Word study involves more than just looking up original language words in a word study dictionary (a lexicon). The usage of a word in context is the most crucial consideration. However, there are times when a word’s distribution within either a book or in the writings of a single author ought to influence the way we think about word meaning.
One of the best examples of this consideration is the Greek noun translated “unmarried” (agamos). This word occurs four times in the New Testament. Every time in the same chapter and, therefore, all by the same author. The fact that only Paul uses this term four times in l Corinthians 7 means that we must allow what Paul writes (and, in this case, what he doesn’t) to inform our understanding of the word’s meaning. Put negatively; it matters not how some author in some other Greek text from some other period says. We have to figure out what Paul thought when he used the word.
On the surface, “unmarried” seems easy to define. It’s “the state of being spouseless.” Fair enough, but several different circumstances would put someone in that category. Here are the circumstances that would mean you have no spouse:
Never been married
Your spouse has died
Your spouse has deserted you
The last circumstance is less familiar to us than people (usually women) in the ancient world. Scholars agree that Paul’s language in l Corinthians 7 includes all four circumstances. They disagree, however, on whether Paul would have forbidden remarriage to those divorced. The answer to that question depends on whether it seems reasonable (or not) to presume that Paul included divorce as a circumstance for being spouseless in verses 27-28. Is Paul talking only about first-time marriage in those verses, or is anyone loosed from a spouse allowed to remarry? Answering that question is the interpretive task in 1 Corinthians 7. There is nowhere else to look for what this term might include or exclude in any given verse, since it occurs only here.
Study this Book of Instruction continually. Meditate on it day and night so you will be sure to obey everything written in it. Only then will you prosper and succeed in all you do.
That is a wrap for today’s Meditation. Next week we will continue our trek on Meditation Monday as we take time to reflect on what is most important in creating our living legacy. Thank you for joining me on this trek called life. Encourage your friends and family to join us and then come along tomorrow for another day of ‘Wisdom-Trek, Creating a Legacy.’
If you would like to listen to any of the past 1619 daily treks or read the daily Journal, they are available at Wisdom-Trek.com. I encourage you to subscribe to Wisdom-Trek on your favorite podcast player so that each day will be downloaded to you automatically.
Thank you for allowing me to be your guide, mentor, and most importantly, I am your friend as I serve you through this Wisdom-Trek podcast and Journal.
As we take this Trek of life together, let us always:
Live Abundantly (Fully)

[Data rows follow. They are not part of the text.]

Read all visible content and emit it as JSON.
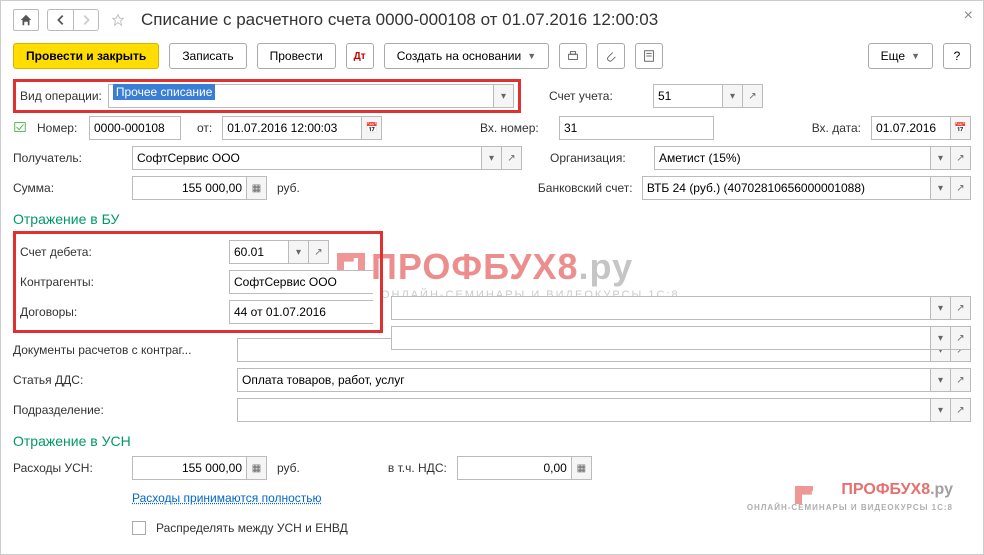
{
  "header": {
    "title": "Списание с расчетного счета 0000-000108 от 01.07.2016 12:00:03"
  },
  "toolbar": {
    "provesti_zakryt": "Провести и закрыть",
    "zapisat": "Записать",
    "provesti": "Провести",
    "sozdat": "Создать на основании",
    "eshche": "Еще"
  },
  "fields": {
    "vid_operacii_label": "Вид операции:",
    "vid_operacii": "Прочее списание",
    "schet_ucheta_label": "Счет учета:",
    "schet_ucheta": "51",
    "nomer_label": "Номер:",
    "nomer": "0000-000108",
    "ot_label": "от:",
    "ot": "01.07.2016 12:00:03",
    "vh_nomer_label": "Вх. номер:",
    "vh_nomer": "31",
    "vh_data_label": "Вх. дата:",
    "vh_data": "01.07.2016",
    "poluchatel_label": "Получатель:",
    "poluchatel": "СофтСервис ООО",
    "organizaciya_label": "Организация:",
    "organizaciya": "Аметист (15%)",
    "summa_label": "Сумма:",
    "summa": "155 000,00",
    "summa_cur": "руб.",
    "bank_schet_label": "Банковский счет:",
    "bank_schet": "ВТБ 24 (руб.) (40702810656000001088)"
  },
  "bu": {
    "title": "Отражение в БУ",
    "schet_debeta_label": "Счет дебета:",
    "schet_debeta": "60.01",
    "kontragenty_label": "Контрагенты:",
    "kontragenty": "СофтСервис ООО",
    "dogovory_label": "Договоры:",
    "dogovory": "44 от 01.07.2016",
    "dokumenty_label": "Документы расчетов с контраг...",
    "statya_dds_label": "Статья ДДС:",
    "statya_dds": "Оплата товаров, работ, услуг",
    "podrazdelenie_label": "Подразделение:"
  },
  "usn": {
    "title": "Отражение в УСН",
    "rashody_label": "Расходы УСН:",
    "rashody": "155 000,00",
    "rashody_cur": "руб.",
    "nds_label": "в т.ч. НДС:",
    "nds": "0,00",
    "link": "Расходы принимаются полностью",
    "checkbox_label": "Распределять между УСН и ЕНВД"
  },
  "watermark": {
    "big1": "ПРОФБУХ8",
    "big2": ".ру",
    "sub": "ОНЛАЙН-СЕМИНАРЫ И ВИДЕОКУРСЫ 1С:8"
  }
}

Lend to others Generously
Lead with Integrity
Leave a Living Legacy Each Day
I am Guthrie Chamberlain….reminding you to ’Keep Moving Forward,’ ‘Enjoy your Journey,’ and ‘Create a Great Day…Everyday’! See you tomorrow for more daily wisdom!